TASK> If a line in the listing below includes the word "JSON", pick it out.
::::
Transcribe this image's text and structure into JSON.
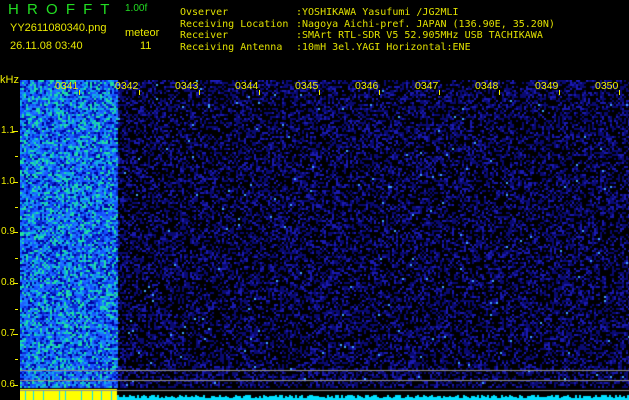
{
  "app": {
    "name": "H R O F F T",
    "version": "1.00f"
  },
  "file": {
    "name": "YY2611080340.png",
    "datetime": "26.11.08 03:40"
  },
  "meteor": {
    "label": "meteor",
    "count": "11"
  },
  "info": {
    "labels": [
      "Ovserver",
      "Receiving Location",
      "Receiver",
      "Receiving Antenna"
    ],
    "values": [
      ":YOSHIKAWA Yasufumi /JG2MLI",
      ":Nagoya Aichi-pref. JAPAN (136.90E, 35.20N)",
      ":SMArt RTL-SDR V5 52.905MHz USB TACHIKAWA",
      ":10mH 3el.YAGI Horizontal:ENE"
    ]
  },
  "chart_data": {
    "type": "heatmap",
    "ylabel": "kHz",
    "x_ticks": [
      "0341",
      "0342",
      "0343",
      "0344",
      "0345",
      "0346",
      "0347",
      "0348",
      "0349",
      "0350"
    ],
    "y_ticks": [
      "1.1",
      "1.0",
      "0.9",
      "0.8",
      "0.7",
      "0.6"
    ],
    "ylim": [
      0.57,
      1.2
    ],
    "colors": {
      "background": "#000000",
      "noise_low": "#0a0a80",
      "noise_high": "#00c0ff",
      "signal": "#ffff00",
      "accent": "#22dd22"
    }
  }
}
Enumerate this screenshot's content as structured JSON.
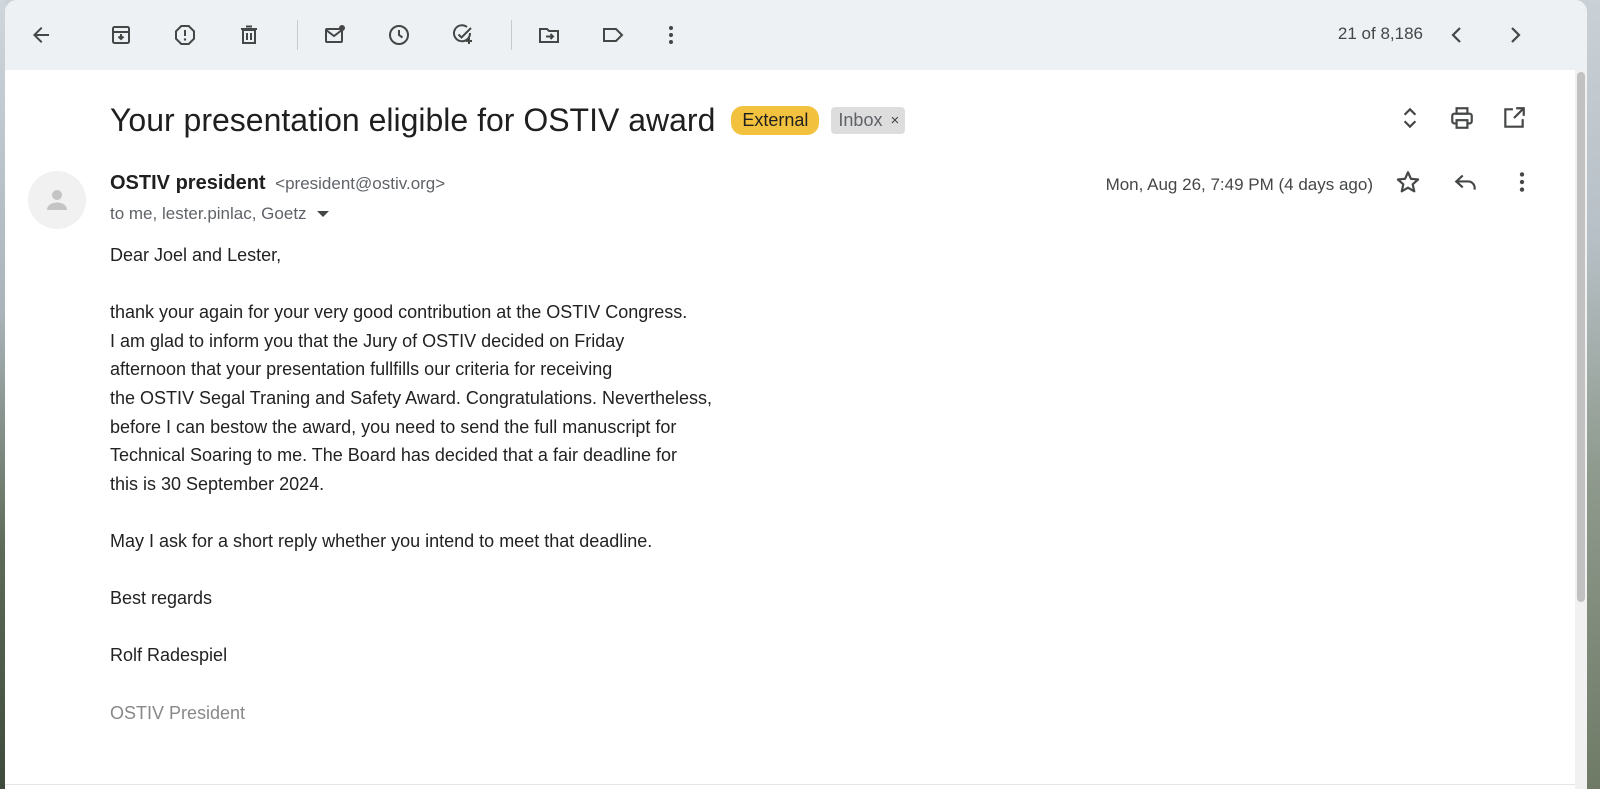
{
  "toolbar": {
    "icons": [
      "back-arrow-icon",
      "archive-icon",
      "report-spam-icon",
      "delete-icon",
      "mark-unread-icon",
      "snooze-icon",
      "add-task-icon",
      "move-to-icon",
      "label-icon",
      "more-vert-icon"
    ],
    "pager_text": "21 of 8,186"
  },
  "email": {
    "subject": "Your presentation eligible for OSTIV award",
    "labels": {
      "external": "External",
      "inbox": "Inbox",
      "inbox_remove": "×"
    },
    "sender": {
      "name": "OSTIV president",
      "email": "<president@ostiv.org>"
    },
    "recipients": "to me, lester.pinlac, Goetz",
    "date": "Mon, Aug 26, 7:49 PM (4 days ago)",
    "body": {
      "greeting": "Dear Joel and Lester,",
      "lines": [
        "thank your again for your very good contribution at the OSTIV Congress.",
        "I am glad to inform you that the Jury of OSTIV decided on Friday",
        "afternoon that your presentation fullfills our criteria for receiving",
        "the OSTIV Segal Traning and Safety Award. Congratulations. Nevertheless,",
        "before I can bestow the award, you need to send the full manuscript for",
        "Technical Soaring to me. The Board has decided that a fair deadline for",
        "this is 30 September 2024."
      ],
      "request": "May I ask for a short reply whether you intend to meet that deadline.",
      "closing": "Best regards",
      "signature_name": "Rolf Radespiel",
      "signature_title": "OSTIV President"
    }
  },
  "colors": {
    "external_chip": "#f2c23f",
    "inbox_chip": "#dddddd",
    "text_primary": "#1f1f1f",
    "text_secondary": "#5f6368"
  }
}
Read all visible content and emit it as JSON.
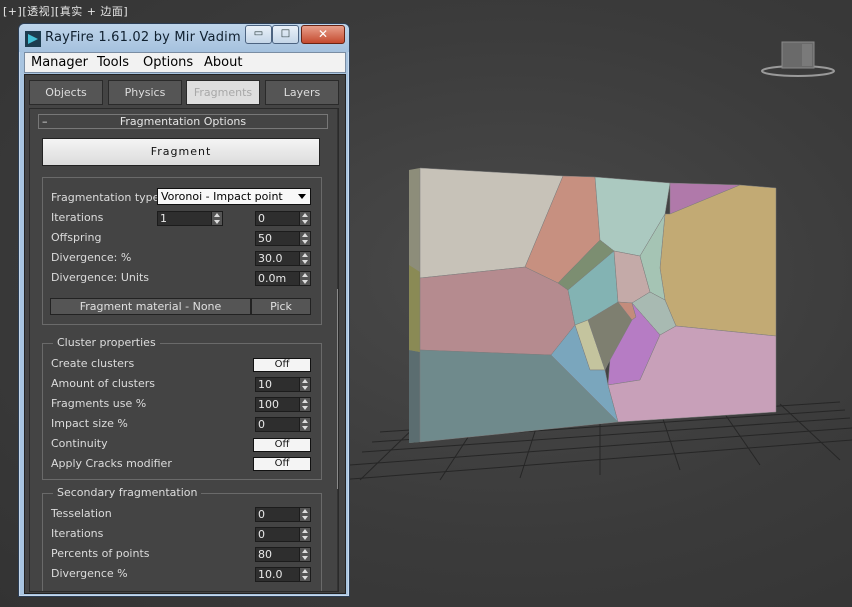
{
  "viewport": {
    "label_parts": [
      "[+]",
      "[透视]",
      "[真实 + 边面]"
    ]
  },
  "window": {
    "title": "RayFire 1.61.02  by Mir Vadim",
    "min_glyph": "▭",
    "max_glyph": "□",
    "close_glyph": "✕"
  },
  "menu": {
    "items": [
      "Manager",
      "Tools",
      "Options",
      "About"
    ]
  },
  "tabs": [
    "Objects",
    "Physics",
    "Fragments",
    "Layers"
  ],
  "rollout": {
    "minus": "–",
    "title": "Fragmentation Options",
    "fragment_button": "Fragment"
  },
  "frag": {
    "type_label": "Fragmentation type",
    "type_value": "Voronoi - Impact point",
    "iterations_label": "Iterations",
    "iterations_a": "1",
    "iterations_b": "0",
    "offspring_label": "Offspring",
    "offspring_value": "50",
    "div_pct_label": "Divergence: %",
    "div_pct_value": "30.0",
    "div_units_label": "Divergence: Units",
    "div_units_value": "0.0m",
    "material_label": "Fragment material - None",
    "pick_label": "Pick"
  },
  "cluster": {
    "legend": "Cluster properties",
    "create_label": "Create clusters",
    "create_value": "Off",
    "amount_label": "Amount of clusters",
    "amount_value": "10",
    "use_label": "Fragments use %",
    "use_value": "100",
    "impact_label": "Impact size %",
    "impact_value": "0",
    "continuity_label": "Continuity",
    "continuity_value": "Off",
    "cracks_label": "Apply Cracks modifier",
    "cracks_value": "Off"
  },
  "secondary": {
    "legend": "Secondary fragmentation",
    "tess_label": "Tesselation",
    "tess_value": "0",
    "iter_label": "Iterations",
    "iter_value": "0",
    "points_label": "Percents of points",
    "points_value": "80",
    "div_label": "Divergence %",
    "div_value": "10.0"
  },
  "colors": {
    "panel_bg": "#444444",
    "titlebar": "#a5c1de",
    "close_button": "#c54a2f",
    "viewport_bg": "#3d3d3d"
  }
}
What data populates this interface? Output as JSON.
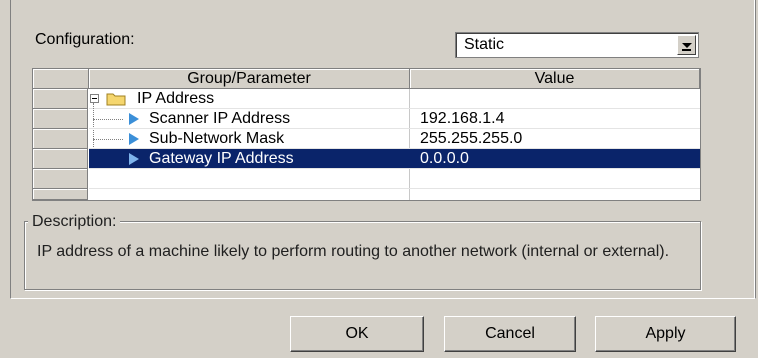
{
  "configuration": {
    "label": "Configuration:",
    "selected": "Static"
  },
  "grid": {
    "headers": {
      "group": "Group/Parameter",
      "value": "Value"
    },
    "rows": [
      {
        "name": "IP Address",
        "value": "",
        "type": "group"
      },
      {
        "name": "Scanner IP Address",
        "value": "192.168.1.4",
        "type": "param"
      },
      {
        "name": "Sub-Network Mask",
        "value": "255.255.255.0",
        "type": "param"
      },
      {
        "name": "Gateway IP Address",
        "value": "0.0.0.0",
        "type": "param",
        "selected": true
      }
    ]
  },
  "description": {
    "label": "Description:",
    "text": "IP address of a machine likely to perform routing to another network (internal or external)."
  },
  "buttons": {
    "ok": "OK",
    "cancel": "Cancel",
    "apply": "Apply"
  },
  "colors": {
    "selection": "#0a246a",
    "param_icon": "#3b8fd8",
    "folder": "#f5d66e"
  }
}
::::
SOLUTION>
Transcribe this image's text and structure into JSON.
Enumerate this screenshot's content as structured JSON.
Read all visible content and emit it as JSON.
What data populates this interface? Output as JSON.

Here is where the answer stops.